107.It would seem obvious that schools have a role to play in tackling childhood obesity. Alison Tedstone of Public Health England, however, described work in schools as only a ‘starter’ to tackling the problem of childhood obesity, and warned against putting too much focus on this area:
There is also a bit of a danger that too much of a focus on primary school-aged children puts the focus on schools. We know that schools have improved immensely. Most schoolchildren in England now do not have access to unhealthy food while at school. A lot is being done. Children now learn to cook. They learn to cook savoury food as well as sweet food. Diet is embedded in a whole school approach. There are lots of advances. There is some room for improvement, but very little extra.
108.Jeanelle de Gruchy of the Association of Directors of Public Health (ADPH) described schools’ approach to healthy weight as ‘variable’ and ‘ad hoc’ since the end of the Healthy Schools Programme, and called for the addition of a healthy weight environment to the OFSTED inspection framework.
109.A specific area highlighted by witnesses was nutritional standards of foods in schools. We heard from our witnesses that significant progress has been made in improving the nutritional content of school meals through the school food standards, but concerns were raised that they did not apply to all schools. Academies and free schools—which account for 64% of state funded secondary schools and 17% of state funded primary schools—are exempt, although they have been encouraged to sign up to them voluntarily. Professor Simon Capewell of the Faculty of Public Health said:
At the moment, guidance on healthy food—lunches, for instance—only applies to state schools. It does not apply to academies. Why on earth not? This is putting on a huge pressure, making a big assumption about parental responsibility, and surely parental responsibility should be reinforced and supported for the children who go to academies as well as to other schools.
110.We also heard a strong argument that nutritional standards should apply to packed lunches supplied by parents or carers for children to eat in school. Jamie Oliver told us:

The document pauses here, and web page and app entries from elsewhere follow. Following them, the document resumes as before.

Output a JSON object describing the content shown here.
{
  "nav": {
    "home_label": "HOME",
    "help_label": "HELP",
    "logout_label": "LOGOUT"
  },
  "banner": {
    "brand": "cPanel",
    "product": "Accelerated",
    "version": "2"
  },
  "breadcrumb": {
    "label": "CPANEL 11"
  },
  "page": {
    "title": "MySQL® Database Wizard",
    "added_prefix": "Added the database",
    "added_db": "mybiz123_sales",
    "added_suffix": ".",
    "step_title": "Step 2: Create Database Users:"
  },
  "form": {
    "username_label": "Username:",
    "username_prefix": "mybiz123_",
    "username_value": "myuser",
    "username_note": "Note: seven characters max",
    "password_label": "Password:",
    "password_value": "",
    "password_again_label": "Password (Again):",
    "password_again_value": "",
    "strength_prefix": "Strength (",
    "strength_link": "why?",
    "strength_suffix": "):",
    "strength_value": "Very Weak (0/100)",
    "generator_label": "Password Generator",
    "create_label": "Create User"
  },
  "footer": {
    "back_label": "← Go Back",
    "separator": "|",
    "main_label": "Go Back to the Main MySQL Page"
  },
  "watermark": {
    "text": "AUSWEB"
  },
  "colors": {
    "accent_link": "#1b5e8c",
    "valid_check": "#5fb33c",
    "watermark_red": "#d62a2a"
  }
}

What teachers pull out of packed lunches is phenomenal. A can of Red Bull in primary schools is inappropriate …. What is interesting is that, because we have no nutritional standards, when a teacher removes this from a lunch box it can often become quite a fractured conversation between a parent who has had their stuff removed from their kid’s property and the teacher. There is no Government legislation so that they can disperse the conversation or the argument and say, “I am ever so sorry, Mr Brown, but these are Government guidelines and I am just doing my job.”
111.We recommend that clear nutritional guidelines should be published, setting out food standards recommended for packed lunches as well as food supplied by schools. We heard that lunch box food standards would be a valuable tool where teachers need to have conversations with parents about improving their children’s diet. Furthermore, while the introduction of school food standards is to be welcomed, it is an anomaly that they do not apply to free schools or academies. The aim of the childhood obesity strategy should be to improve the health of all children, so we recommend that school food standards should apply to all schools in both the state and private sector.
125 Department for Education, (accessed 15 September 2015
126 Department for Education, , January 2015
Prepared 27 November 2015